HOW TO COMPLETE THIS TASK -> Bring together all lines from the listing below that contain the string "name".

INPUT DATA ->
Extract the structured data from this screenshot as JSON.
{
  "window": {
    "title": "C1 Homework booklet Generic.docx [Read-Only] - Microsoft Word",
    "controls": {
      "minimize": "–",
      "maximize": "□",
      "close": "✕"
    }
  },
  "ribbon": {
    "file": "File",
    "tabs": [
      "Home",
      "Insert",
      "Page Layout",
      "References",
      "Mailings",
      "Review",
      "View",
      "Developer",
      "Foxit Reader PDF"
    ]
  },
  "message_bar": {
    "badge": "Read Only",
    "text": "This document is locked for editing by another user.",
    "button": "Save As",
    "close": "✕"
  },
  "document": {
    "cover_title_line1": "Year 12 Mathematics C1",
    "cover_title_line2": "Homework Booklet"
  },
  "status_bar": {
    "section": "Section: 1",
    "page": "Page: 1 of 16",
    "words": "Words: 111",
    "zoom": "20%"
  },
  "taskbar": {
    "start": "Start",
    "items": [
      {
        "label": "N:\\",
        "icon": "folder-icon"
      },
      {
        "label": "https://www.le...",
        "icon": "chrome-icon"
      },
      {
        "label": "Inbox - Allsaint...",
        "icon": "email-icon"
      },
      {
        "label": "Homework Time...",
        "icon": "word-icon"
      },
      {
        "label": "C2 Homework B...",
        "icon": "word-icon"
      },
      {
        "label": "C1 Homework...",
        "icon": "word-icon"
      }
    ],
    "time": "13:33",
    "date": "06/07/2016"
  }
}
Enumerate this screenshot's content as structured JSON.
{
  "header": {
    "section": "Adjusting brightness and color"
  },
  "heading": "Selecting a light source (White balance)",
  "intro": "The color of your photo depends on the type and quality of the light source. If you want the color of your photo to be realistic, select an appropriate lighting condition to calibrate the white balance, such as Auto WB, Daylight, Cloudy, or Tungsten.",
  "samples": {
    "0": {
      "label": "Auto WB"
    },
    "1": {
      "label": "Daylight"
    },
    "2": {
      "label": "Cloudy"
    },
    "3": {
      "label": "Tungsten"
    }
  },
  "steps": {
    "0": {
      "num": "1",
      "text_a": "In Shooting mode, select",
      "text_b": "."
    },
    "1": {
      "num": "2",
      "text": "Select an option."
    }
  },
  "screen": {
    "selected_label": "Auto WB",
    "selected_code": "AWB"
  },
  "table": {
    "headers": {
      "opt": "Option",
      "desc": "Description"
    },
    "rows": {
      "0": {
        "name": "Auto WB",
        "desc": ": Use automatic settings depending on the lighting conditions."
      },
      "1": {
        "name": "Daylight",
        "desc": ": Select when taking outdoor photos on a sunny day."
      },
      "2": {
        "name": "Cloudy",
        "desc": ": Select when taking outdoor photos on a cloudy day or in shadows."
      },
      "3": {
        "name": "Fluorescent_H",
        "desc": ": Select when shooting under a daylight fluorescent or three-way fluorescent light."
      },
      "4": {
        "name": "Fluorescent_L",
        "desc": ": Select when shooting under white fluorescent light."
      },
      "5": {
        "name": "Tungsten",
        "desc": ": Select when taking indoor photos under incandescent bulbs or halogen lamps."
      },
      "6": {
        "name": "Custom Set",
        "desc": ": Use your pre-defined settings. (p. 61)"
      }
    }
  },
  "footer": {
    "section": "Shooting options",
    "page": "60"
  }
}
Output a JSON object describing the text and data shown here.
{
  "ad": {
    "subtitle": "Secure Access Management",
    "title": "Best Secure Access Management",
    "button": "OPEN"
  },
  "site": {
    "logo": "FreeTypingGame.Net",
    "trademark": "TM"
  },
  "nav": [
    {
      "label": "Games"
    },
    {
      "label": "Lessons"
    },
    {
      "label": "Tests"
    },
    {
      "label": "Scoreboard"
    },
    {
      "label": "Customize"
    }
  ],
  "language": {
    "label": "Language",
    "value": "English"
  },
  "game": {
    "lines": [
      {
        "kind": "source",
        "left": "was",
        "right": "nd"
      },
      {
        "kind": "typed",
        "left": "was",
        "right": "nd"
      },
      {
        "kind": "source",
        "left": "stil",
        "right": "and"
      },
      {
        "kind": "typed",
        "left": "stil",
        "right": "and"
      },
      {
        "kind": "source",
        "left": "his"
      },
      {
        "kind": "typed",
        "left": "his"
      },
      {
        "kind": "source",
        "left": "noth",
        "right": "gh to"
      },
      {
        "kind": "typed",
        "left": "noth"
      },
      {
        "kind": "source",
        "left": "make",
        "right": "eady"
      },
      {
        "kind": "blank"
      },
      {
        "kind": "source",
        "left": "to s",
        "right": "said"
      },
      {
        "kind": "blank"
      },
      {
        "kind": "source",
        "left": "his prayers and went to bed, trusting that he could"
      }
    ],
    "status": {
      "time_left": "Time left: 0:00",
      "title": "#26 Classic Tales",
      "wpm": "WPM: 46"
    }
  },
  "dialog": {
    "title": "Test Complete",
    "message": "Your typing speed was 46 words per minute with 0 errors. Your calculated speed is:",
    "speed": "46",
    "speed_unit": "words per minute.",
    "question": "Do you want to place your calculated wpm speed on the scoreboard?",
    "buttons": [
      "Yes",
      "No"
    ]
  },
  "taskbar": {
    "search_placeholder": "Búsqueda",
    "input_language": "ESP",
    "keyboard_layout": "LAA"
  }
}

TASK RESPONSE ->
        "name": "Auto WB",
        "name": "Daylight",
        "name": "Cloudy",
        "name": "Fluorescent_H",
        "name": "Fluorescent_L",
        "name": "Tungsten",
        "name": "Custom Set",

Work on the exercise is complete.